Right of return

Can an American citizen with possible Islamist connections be barred from returning to the US?

twin towers 88 (photo credit: )
twin towers 88
(photo credit: )
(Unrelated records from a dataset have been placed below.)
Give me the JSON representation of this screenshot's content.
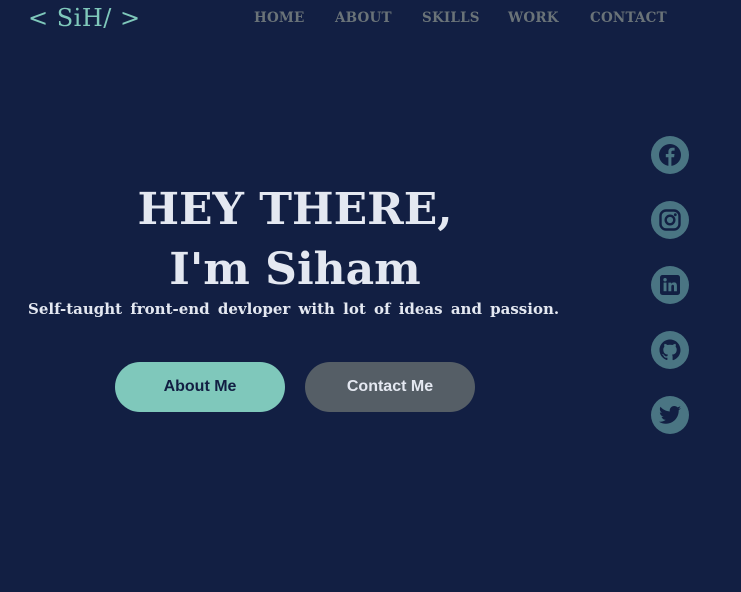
{
  "logo": {
    "text": "< SiH/ >"
  },
  "nav": {
    "home": "HOME",
    "about": "ABOUT",
    "skills": "SKILLS",
    "work": "WORK",
    "contact": "CONTACT"
  },
  "hero": {
    "line1": "HEY THERE,",
    "line2": "I'm Siham",
    "subtitle": "Self-taught front-end devloper with lot of ideas and passion."
  },
  "buttons": {
    "about": "About Me",
    "contact": "Contact Me"
  },
  "social": {
    "icons": [
      "facebook-icon",
      "instagram-icon",
      "linkedin-icon",
      "github-icon",
      "twitter-icon"
    ]
  },
  "colors": {
    "background": "#121f43",
    "accent": "#7fc8bb",
    "nav_text": "#6a7378",
    "hero_text": "#e4e8f1",
    "secondary_button": "#555e66",
    "social_circle": "#4a7583",
    "social_glyph": "#121f43"
  }
}
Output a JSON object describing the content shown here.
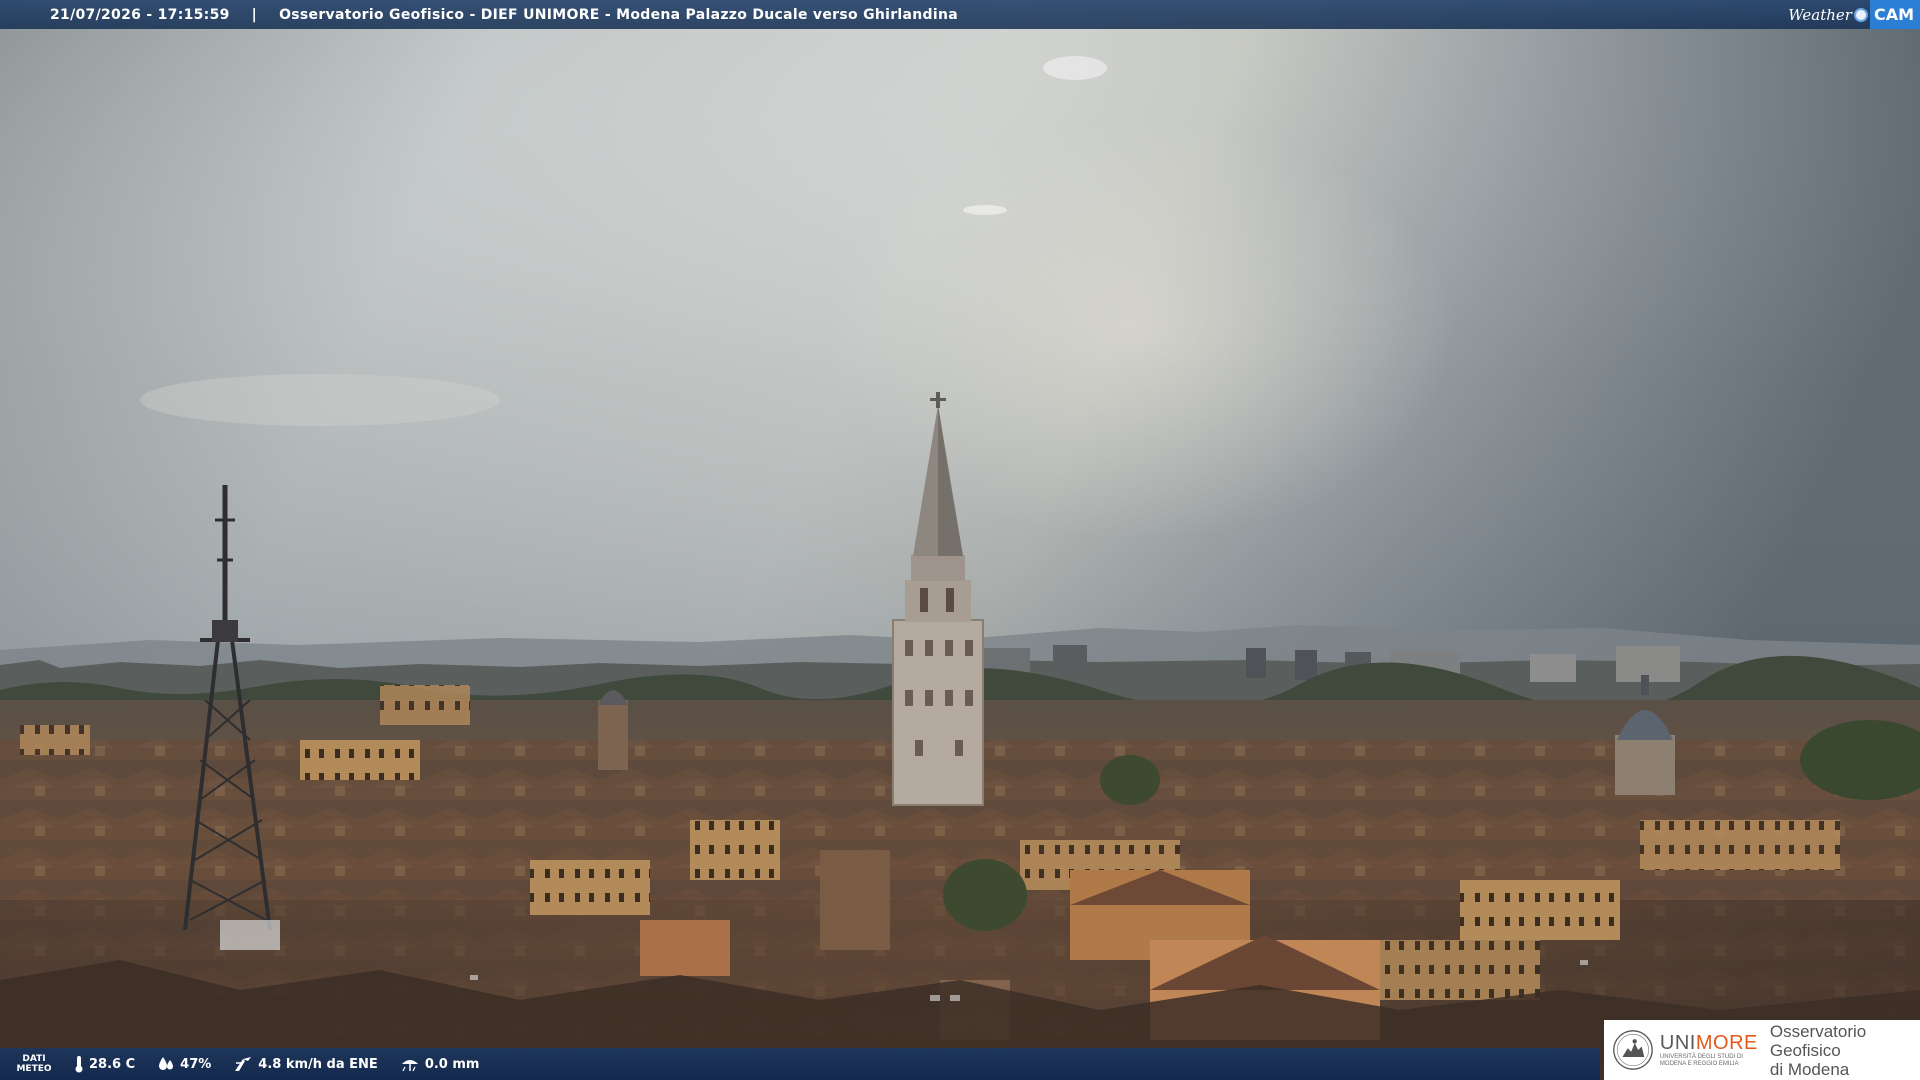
{
  "topbar": {
    "datetime": "21/07/2026 - 17:15:59",
    "separator": "|",
    "title": "Osservatorio Geofisico - DIEF UNIMORE - Modena Palazzo Ducale verso Ghirlandina"
  },
  "brand": {
    "weather": "Weather",
    "cam": "CAM",
    "accent_color": "#2a7fd4"
  },
  "weather_bar": {
    "label_line1": "DATI",
    "label_line2": "METEO",
    "temperature": "28.6 C",
    "humidity": "47%",
    "wind": "4.8 km/h da ENE",
    "rain": "0.0 mm",
    "icons": [
      "thermometer-icon",
      "humidity-drop-icon",
      "wind-icon",
      "rain-gauge-icon"
    ]
  },
  "logo": {
    "uni_part1": "UNI",
    "uni_part2": "MORE",
    "uni_subtitle": "UNIVERSITÀ DEGLI STUDI DI MODENA E REGGIO EMILIA",
    "observatory_line1": "Osservatorio Geofisico",
    "observatory_line2": "di Modena",
    "accent_color": "#e05a1c"
  }
}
The five years since 9/11, in retrospect, have been like a perpetual workshop in which Americans argue about the nature of their enemy and how to defeat him. Along the way, they have made plenty of mistakes, ranging from former secretary of state Colin Powell's claiming that 9/11 "should not be seen as something done by Arabs or Islamics," to not allowing an Arab to board an airplane because he wore a T-shirt bearing Arabic script. What impresses me, however, is how Americans have constantly, if slowly, improved their understanding of the enemy, as can be seen in everything from presidential rhetoric to airplane security. Much of this evolution has been improvised - using existing tools in new ways, preserving old laws but applying them in new circumstances. Here's one such example: Hamid Hayat, a 23-year-old cherry packer from Lodi, California, was convicted in April 2006 of providing material support to terrorists by attending a paramilitary training camp in Pakistan during 2003-04. In the course of a police interrogation, when asked who else had gone to the terror camps, Hayat fingered his 18-year-old American-born cousin, Jaber Ismail, saying he "went, like, two years ago." Did Jaber attend the same camp as him? "I'm not sure, but I'll say he went to a camp." Hayat later modified his story, saying that Ismail and another relative "didn't talk to me about going to camps or anything. But you know I'm sure they went to the camp ... cause they memorize the Holy Koran." JABER ISMAIL had, in fact, lived in Pakistan for four years, along with his father Muhammad, a 45-year-old naturalized US citizen born in Pakistan, his mother, and his two siblings. Predictably, Jaber explains his Pakistan years benignly: "I was memorizing the Koran because it was important to my mom." Jaber and Muhammad were so close to Hayat, they listed him as an emergency contact in their passports. On returning from Pakistan to Lodi on April 21, 2006, the Ismail family changed planes in Hong Kong. Three family members got permission to go on, but Jaber and his father were stopped, so they returned to Pakistan. On trying again two weeks later, they learned that, though not charged with a crime, they were on the US government's terrorism watch-list, and that they could only enter the United States after getting "clearance" from the embassy in Pakistan. That meant submitting to an FBI interrogation and to lie detector tests, which they refused to do. On Aug. 9, the American Civil Liberties Union filed a complaint with the US Department of Homeland Security (DHS) claiming the Ismails have been denied their civil rights. The ACLU lawyer, Julia Harumi Mass, states that "They want to come home and have an absolute right to come home. They can't be compelled to waive their constitutional rights under threat of banishment." Michael Barr, director of the aviation safety and security program at the University of Southern California deems it "very unprecedented" for US citizens to be rendered stateless in this fashion. Usama Ismail, 20, complains that his brother and father are being treated "like foreigners or something." Is the Ismails' exclusion legal? TO GET a reading on the feds' legal basis, I turned to William West, former chief of the National Security Section for the Bureau of Immigration and Customs Enforcement in Miami, Florida. "It is a rare decision, but within the legal pale," he explained to me. "Section 215 of the Immigration and Nationality Act, 8 USC 1185 allows for the 'travel control' of the entry and departure of citizens. US citizens use their passports only within the rules, regulations, and proscriptions as issued and decided by the president. Travel restrictions on US citizens are seldom utilized (and usually to keep criminal or national-security suspects from fleeing). The law, however, does also allow for entry control." West expects that the Ismails "ultimately will be allowed back into the country. But in the short term, DHS has a legal basis for excluding them." The DHS not only applied the law to scrutinize possibly dangerous Islamists but its actions suggest a possible conceptual breakthrough, signaling that the US government sees the "nationality" of radical Islam to be incompatible with American citizenship. Thus do Americans improvise and make gradual progress in their war on terror.